↓

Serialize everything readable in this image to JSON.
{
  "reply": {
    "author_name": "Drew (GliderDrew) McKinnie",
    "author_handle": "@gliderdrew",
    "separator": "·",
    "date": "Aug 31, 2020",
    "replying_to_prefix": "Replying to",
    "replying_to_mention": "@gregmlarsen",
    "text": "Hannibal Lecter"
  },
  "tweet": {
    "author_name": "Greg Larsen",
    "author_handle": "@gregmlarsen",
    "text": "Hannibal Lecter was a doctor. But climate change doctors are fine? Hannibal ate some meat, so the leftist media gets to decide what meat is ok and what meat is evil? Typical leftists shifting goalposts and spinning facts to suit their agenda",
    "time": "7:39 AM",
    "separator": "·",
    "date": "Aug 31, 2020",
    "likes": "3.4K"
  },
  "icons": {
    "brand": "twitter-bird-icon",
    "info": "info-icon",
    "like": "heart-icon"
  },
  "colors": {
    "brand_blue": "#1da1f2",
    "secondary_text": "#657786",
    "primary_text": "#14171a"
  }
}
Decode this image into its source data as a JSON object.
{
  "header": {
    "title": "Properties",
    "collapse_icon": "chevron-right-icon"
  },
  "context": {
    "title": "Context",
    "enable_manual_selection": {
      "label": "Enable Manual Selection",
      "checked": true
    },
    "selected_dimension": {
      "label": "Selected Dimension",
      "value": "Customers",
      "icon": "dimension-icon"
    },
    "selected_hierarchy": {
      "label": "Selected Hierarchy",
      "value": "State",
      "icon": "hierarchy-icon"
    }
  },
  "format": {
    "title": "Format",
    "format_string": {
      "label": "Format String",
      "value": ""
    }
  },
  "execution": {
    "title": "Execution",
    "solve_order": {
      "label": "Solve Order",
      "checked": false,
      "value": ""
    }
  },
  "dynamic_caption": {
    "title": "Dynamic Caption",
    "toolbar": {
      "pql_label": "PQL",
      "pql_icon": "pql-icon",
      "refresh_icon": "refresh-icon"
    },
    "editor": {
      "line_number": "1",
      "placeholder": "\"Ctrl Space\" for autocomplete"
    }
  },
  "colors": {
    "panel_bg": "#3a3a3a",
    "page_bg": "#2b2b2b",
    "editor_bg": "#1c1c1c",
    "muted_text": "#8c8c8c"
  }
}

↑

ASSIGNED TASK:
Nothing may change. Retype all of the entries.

ANSWER SPACE:
Serialize everything readable in this image to JSON.
{
  "reply": {
    "author_name": "Drew (GliderDrew) McKinnie",
    "author_handle": "@gliderdrew",
    "separator": "·",
    "date": "Aug 31, 2020",
    "replying_to_prefix": "Replying to",
    "replying_to_mention": "@gregmlarsen",
    "text": "Hannibal Lecter"
  },
  "tweet": {
    "author_name": "Greg Larsen",
    "author_handle": "@gregmlarsen",
    "text": "Hannibal Lecter was a doctor. But climate change doctors are fine? Hannibal ate some meat, so the leftist media gets to decide what meat is ok and what meat is evil? Typical leftists shifting goalposts and spinning facts to suit their agenda",
    "time": "7:39 AM",
    "separator": "·",
    "date": "Aug 31, 2020",
    "likes": "3.4K"
  },
  "icons": {
    "brand": "twitter-bird-icon",
    "info": "info-icon",
    "like": "heart-icon"
  },
  "colors": {
    "brand_blue": "#1da1f2",
    "secondary_text": "#657786",
    "primary_text": "#14171a"
  }
}
Decode this image into its source data as a JSON object.
{
  "header": {
    "title": "Properties",
    "collapse_icon": "chevron-right-icon"
  },
  "context": {
    "title": "Context",
    "enable_manual_selection": {
      "label": "Enable Manual Selection",
      "checked": true
    },
    "selected_dimension": {
      "label": "Selected Dimension",
      "value": "Customers",
      "icon": "dimension-icon"
    },
    "selected_hierarchy": {
      "label": "Selected Hierarchy",
      "value": "State",
      "icon": "hierarchy-icon"
    }
  },
  "format": {
    "title": "Format",
    "format_string": {
      "label": "Format String",
      "value": ""
    }
  },
  "execution": {
    "title": "Execution",
    "solve_order": {
      "label": "Solve Order",
      "checked": false,
      "value": ""
    }
  },
  "dynamic_caption": {
    "title": "Dynamic Caption",
    "toolbar": {
      "pql_label": "PQL",
      "pql_icon": "pql-icon",
      "refresh_icon": "refresh-icon"
    },
    "editor": {
      "line_number": "1",
      "placeholder": "\"Ctrl Space\" for autocomplete"
    }
  },
  "colors": {
    "panel_bg": "#3a3a3a",
    "page_bg": "#2b2b2b",
    "editor_bg": "#1c1c1c",
    "muted_text": "#8c8c8c"
  }
}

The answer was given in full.